Wanted: shop kids
Over the past couple of years, I’ve been trying to bring more youth into our print pages. In every other issue (or so) we’ve run projects made by kids between the ages of 10 and 18 years old. The projects are always good challenges for kids, but they can certainly be interesting for adults to build. We’re not talking about making toy trucks or simple games that only a child could enjoy using. The list of projects we’ve featured include a recipe box (coming out shortly in our Dec/Jan 2023 issue), a step stool and a coat rack, to name a few.
I’ve had fun working with the kids to edit the articles and get their work into our pages, but it hasn’t been without its challenges. For starters, it’s been hard to find kids who want to build a project, take photos of the build and then write it all up afterwards. Thankfully, I have two kids, aged 11 and 13, who between them enjoy spending time in the shop and can write up the article afterwards. I take the photos as we go. I can only push them so hard before they want to stop working; I find short sessions are the answer, and the thought of getting paid $50 each for their efforts — which is what we pay other kids who have written articles for this section — sure sweetens the deal.
This is a recipe box my kids made recently. It will be featured in our Dec/Jan 2023 issue, which will be showing up in mailboxes and newsstands in the next week or so.
Here, my son fits the tenon of one of the recipe box’s sides to fit into the mating groove
Rustic Coat Tree
This is the rustic coat tree project we ran in our print issue a few months ago. Simon Keene, a skilled young Canadian woodworker, built the project and wrote up the article.
Keep It Straight
Here, Simon shows you how he keeps the handsaw perpendicular to the workpiece while making the base of the coat tree.
Any other woodworking kids out there?
I don’t want to turn “Kids’ Corner” into “Rob Brown’s Kids” show. I’m sure there are many other young woodworkers out there who would love the chance to tackle a fun project, take some photos during the build and write up an article afterwards. When I think about it, there are a lot of skills involved in making an article. The building is only a small part of it. Taking photos is something everyone thinks they can do, but getting good photos that are clear, well-lit and tell a story about how a technique is performed isn’t easy. And writing a step-by-step article describing how to build a woodworking project can be a challenge for many adults, never mind many young people.

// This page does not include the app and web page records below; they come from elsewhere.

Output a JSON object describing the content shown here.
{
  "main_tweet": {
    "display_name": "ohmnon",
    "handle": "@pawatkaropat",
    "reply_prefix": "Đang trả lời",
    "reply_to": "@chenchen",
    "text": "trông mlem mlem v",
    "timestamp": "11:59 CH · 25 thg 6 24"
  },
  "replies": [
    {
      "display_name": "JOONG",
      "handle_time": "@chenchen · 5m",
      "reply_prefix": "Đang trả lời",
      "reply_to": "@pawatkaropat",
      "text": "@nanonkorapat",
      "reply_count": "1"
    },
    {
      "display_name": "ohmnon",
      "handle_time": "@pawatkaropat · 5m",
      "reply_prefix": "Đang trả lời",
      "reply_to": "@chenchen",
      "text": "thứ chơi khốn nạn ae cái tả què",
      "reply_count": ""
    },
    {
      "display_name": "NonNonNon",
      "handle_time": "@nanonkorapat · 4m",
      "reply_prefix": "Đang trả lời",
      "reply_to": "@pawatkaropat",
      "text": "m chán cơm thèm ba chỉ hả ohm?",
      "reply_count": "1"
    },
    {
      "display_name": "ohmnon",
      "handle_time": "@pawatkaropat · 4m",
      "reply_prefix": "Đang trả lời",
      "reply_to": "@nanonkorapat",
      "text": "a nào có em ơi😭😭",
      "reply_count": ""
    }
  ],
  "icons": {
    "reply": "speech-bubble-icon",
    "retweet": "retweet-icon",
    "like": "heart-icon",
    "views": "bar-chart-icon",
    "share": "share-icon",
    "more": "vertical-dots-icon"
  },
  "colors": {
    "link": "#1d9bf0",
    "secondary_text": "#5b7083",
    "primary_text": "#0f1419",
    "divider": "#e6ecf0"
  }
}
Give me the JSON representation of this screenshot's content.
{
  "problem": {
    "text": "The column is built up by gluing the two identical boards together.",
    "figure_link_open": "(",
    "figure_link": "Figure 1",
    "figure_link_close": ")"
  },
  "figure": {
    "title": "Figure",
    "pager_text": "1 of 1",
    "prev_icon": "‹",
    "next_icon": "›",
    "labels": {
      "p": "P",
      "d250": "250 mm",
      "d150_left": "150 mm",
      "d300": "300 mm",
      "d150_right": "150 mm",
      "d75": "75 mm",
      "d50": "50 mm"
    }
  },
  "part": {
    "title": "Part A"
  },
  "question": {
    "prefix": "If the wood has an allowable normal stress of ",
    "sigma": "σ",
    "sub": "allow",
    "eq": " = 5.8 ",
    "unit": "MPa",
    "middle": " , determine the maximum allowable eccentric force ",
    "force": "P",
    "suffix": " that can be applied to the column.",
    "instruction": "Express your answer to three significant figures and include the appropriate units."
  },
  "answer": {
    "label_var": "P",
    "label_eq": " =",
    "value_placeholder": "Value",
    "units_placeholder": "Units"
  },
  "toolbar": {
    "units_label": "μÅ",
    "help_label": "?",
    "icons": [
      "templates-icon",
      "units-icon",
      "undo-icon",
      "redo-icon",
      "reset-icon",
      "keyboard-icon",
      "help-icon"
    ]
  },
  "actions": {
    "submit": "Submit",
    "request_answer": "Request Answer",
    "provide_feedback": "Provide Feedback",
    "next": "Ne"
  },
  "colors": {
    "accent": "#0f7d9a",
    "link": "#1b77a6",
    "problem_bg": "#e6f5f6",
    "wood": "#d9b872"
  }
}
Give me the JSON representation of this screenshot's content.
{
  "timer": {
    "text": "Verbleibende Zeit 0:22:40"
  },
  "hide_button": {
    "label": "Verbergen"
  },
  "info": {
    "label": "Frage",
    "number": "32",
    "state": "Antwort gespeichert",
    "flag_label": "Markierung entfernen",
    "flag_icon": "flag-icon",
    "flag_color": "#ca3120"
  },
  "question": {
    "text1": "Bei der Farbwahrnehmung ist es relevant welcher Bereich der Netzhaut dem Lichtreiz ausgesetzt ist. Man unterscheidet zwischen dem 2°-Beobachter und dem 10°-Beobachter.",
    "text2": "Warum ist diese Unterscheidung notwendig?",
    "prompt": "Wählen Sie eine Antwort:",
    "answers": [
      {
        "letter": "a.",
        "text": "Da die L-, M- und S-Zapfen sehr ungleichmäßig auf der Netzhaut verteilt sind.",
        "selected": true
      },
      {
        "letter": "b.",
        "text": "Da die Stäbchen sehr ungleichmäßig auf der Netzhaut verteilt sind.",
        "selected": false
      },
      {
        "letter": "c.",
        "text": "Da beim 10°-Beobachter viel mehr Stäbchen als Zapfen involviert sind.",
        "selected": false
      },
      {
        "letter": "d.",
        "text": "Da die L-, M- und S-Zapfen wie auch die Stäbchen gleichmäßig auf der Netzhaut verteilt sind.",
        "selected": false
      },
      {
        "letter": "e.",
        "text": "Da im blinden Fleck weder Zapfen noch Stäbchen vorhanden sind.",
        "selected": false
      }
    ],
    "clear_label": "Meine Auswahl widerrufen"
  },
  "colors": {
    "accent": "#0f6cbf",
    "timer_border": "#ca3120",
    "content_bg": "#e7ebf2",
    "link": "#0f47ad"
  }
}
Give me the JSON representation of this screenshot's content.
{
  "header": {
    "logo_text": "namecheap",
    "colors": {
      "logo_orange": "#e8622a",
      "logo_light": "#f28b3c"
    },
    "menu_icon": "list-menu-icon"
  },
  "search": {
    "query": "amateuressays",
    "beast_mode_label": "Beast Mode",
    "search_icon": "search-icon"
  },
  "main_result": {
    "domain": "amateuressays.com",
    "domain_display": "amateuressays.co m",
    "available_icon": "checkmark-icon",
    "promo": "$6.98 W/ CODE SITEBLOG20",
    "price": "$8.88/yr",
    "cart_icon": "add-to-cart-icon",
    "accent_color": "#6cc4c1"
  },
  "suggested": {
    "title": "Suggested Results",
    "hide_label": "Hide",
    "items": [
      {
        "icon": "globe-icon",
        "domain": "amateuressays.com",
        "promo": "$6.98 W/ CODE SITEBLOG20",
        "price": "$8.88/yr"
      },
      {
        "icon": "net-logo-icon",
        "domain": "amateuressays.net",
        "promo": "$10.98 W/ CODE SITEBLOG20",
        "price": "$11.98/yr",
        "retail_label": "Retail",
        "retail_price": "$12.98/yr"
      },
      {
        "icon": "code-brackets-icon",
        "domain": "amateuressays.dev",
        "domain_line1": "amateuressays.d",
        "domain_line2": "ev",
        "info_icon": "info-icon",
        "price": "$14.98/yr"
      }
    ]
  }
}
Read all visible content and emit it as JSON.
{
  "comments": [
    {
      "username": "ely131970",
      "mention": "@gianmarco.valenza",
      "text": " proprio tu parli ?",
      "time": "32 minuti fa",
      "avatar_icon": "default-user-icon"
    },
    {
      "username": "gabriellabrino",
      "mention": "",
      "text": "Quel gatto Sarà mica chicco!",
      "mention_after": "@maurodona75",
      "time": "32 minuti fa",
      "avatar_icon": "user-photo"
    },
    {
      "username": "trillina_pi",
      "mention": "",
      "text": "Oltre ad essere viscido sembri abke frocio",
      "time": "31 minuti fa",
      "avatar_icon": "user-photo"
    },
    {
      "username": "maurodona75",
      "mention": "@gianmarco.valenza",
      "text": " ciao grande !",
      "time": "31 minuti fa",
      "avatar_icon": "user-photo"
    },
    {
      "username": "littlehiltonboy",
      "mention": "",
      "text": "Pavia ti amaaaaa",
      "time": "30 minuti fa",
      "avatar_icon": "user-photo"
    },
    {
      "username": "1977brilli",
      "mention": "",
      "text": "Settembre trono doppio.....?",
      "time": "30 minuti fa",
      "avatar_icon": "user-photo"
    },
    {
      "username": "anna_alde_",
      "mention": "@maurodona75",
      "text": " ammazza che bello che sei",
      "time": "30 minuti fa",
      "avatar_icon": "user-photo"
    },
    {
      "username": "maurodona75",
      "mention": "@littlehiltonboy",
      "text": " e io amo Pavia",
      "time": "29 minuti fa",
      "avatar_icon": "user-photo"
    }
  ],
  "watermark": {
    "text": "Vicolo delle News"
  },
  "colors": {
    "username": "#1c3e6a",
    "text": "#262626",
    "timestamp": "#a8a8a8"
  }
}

If you know of anyone who might like the challenge of having a woodworking article published please have them contact me. I’m always happy to work with them to give them tips on all the aspects of getting their work in print. And the chance to earn some money while doing so is sure to put a smile on any kid’s face.
Gone to the birds
Speaking of kids working wood, I’ve been talking with some of the organizers of the Canadian National Wildfowl Carving and Wood Art Competition, and they mentioned they received an entry from a young Canadian carver for their last show. Birds are obviously a serious challenge to carve, and for a less experienced carver to tackle a project like this is very impressive. The result is one I’d be exceptionally happy with, and I’ve been working wood for about twice as long as this entrant has been alive.
The carved head of the bird is especially incredible. To form a three-dimensional object like a bird’s head, with all its hills and valleys, and to make it look natural, is an impressive skill.
I did actually carve a loon when I was about 17 years old. I started with an example to work from, and it still looked questionable when I was done. I wish I still had it so I could share a photo of it. It was good for a first try, but it still lacked a whole lot. Carving in the round takes a lot of practice and skill. We’ll be including many of the award-winning carvings from the show in our Feb/Mar 2023 issue, but for now I’ll include one of the more impressive carvings here
This is a carved waterfowl made by a young Canadian carver that was entered in the recent Canadian National Wildfowl Carving and Wood Art Competition. The head shows great shape with lots of intricate details.
Just one of the many wonderfully carved birds in the show, this semi-palmated plover was carved by Jim Edsall, from Dartmouth, Nova Scotia.